Share on other sites

Glossy Black Cockatoo enjoying the Allocasuarina..saw all three local species of Black cockatoos last weekend...not a very common occurrence!

 

DSC_4922-2.thumb.jpg.336c45616363500b081

 

DSC_4848.thumb.jpg.3a1f29029542a3a344b25

2

Share this post


Link to post
Share on other sites

Wow, more great nature photos here!  I always return to this thread whenever someone adds something.  It cheers up the day.

0

Share this post


Link to post
Share on other sites

Such great photo's of the wildlife.

This thread never disappoints!

0

Share this post


Link to post
Share on other sites

One of the common 'jewel spiders' in my garden, Gasteracantha westringi, Spiny Orbweaver. View of the top side and the under side.

ap-n-121102-04.jpg

ap-n-121102-02.jpg

0

Share this post


Link to post
Share on other sites

Seeing clear, dramatic photos, often of animals unfamiliar to me, is one of my favorite bonuses of PalmTalk! Wow and thanks to all! 

0

Share this post


Link to post
Share on other sites

 

It was quite cold earlier today, so I wasn't surprised to see this Red Necked Wallaby sunning itself in clear patch out the back.

 

dS2dif9.jpg

2

Share this post


Link to post
Share on other sites

20170814_174548.thumb.jpg.fef95d10b1c475

20170814_174620.jpg

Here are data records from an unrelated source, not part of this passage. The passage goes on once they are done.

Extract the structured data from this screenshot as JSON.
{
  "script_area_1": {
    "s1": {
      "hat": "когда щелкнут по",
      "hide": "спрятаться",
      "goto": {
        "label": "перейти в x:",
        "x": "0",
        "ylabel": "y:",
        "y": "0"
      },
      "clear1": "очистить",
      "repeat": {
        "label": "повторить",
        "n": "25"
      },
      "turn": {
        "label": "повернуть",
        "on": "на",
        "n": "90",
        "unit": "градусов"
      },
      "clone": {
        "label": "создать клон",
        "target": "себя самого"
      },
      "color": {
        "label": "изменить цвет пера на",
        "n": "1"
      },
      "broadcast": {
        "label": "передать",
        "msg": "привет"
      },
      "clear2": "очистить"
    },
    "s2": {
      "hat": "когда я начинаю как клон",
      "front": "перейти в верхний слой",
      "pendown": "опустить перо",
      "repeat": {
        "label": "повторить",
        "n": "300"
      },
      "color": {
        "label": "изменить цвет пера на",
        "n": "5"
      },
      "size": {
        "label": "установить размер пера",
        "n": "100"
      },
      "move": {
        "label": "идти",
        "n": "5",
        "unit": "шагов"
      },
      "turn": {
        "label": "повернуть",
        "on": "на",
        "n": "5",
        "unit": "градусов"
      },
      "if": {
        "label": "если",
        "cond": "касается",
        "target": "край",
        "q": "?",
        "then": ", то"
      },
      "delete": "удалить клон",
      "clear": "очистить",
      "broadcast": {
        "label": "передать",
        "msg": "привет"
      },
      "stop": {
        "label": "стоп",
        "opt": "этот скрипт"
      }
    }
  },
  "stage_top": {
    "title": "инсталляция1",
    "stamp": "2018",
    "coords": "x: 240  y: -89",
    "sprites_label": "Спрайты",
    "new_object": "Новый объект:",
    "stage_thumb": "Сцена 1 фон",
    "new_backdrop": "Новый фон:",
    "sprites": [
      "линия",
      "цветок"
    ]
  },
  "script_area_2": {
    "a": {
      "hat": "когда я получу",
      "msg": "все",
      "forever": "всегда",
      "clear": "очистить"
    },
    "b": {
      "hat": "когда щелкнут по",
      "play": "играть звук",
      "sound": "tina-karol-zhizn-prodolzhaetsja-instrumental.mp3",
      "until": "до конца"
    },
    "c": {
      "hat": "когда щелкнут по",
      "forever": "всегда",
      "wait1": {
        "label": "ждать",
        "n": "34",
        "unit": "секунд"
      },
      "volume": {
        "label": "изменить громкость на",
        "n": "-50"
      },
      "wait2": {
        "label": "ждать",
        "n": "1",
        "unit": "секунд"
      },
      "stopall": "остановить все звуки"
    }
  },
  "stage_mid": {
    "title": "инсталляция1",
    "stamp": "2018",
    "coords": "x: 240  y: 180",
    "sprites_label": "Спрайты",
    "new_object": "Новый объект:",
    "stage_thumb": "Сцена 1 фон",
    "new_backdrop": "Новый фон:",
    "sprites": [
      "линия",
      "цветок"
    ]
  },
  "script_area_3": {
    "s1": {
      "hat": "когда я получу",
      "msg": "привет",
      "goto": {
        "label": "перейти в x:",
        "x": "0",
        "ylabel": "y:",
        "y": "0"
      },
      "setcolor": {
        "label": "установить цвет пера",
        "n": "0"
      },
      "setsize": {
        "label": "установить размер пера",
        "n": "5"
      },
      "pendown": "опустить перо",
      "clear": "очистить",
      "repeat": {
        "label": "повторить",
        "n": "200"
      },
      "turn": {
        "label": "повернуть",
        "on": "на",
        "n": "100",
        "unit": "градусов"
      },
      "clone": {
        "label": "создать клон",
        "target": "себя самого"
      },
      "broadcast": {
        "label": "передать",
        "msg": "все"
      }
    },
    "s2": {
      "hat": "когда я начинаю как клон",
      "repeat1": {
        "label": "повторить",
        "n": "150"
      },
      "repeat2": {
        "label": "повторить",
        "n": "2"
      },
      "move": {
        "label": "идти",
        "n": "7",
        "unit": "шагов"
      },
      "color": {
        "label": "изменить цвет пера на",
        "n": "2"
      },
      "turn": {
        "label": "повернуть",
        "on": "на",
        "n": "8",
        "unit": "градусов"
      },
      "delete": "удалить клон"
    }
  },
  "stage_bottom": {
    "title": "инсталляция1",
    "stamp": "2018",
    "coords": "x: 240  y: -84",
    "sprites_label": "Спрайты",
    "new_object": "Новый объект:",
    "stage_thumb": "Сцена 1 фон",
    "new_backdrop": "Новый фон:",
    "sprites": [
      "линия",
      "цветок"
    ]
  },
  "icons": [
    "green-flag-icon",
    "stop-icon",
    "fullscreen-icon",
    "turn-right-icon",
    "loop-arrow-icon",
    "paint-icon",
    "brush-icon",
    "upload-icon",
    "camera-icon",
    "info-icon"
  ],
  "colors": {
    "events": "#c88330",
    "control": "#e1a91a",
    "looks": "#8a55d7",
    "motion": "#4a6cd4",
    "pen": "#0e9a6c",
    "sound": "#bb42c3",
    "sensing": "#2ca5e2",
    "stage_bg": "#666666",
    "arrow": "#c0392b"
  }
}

0

Share this post


Link to post
Share on other sites

Tawny Frogmouth doing his best to look like a tree branch...

DSC_5090.thumb.jpg.343b27f3c760a569d3eb6

 

2

Share this post


Link to post
Share on other sites

Tree frog in the lytocaryum.

 

 

20170817_140725.jpg

2

Share this post


Link to post
Share on other sites

Little Red Desert Tree Frog, Litoria rubella. These have a wide range, from the north coast right down into the central desert regions and much of Australia. It's also in New Guinea. For a couple of years though, there's been talk that the species will be split. The desert one is supposed to retain the name and this northern one to be renamed, but still in Litoria genus. Don't know where exactly the dividing line will go in such a large area.

fr-n-130329-36.jpg

1

Share this post


Link to post
Share on other sites

Create an account or sign in to comment

You need to be a member in order to leave a comment

Create an account

Sign up for a new account in our community. It's easy!


Register a new account

Sign in

Already have an account? Sign in here.


Sign In Now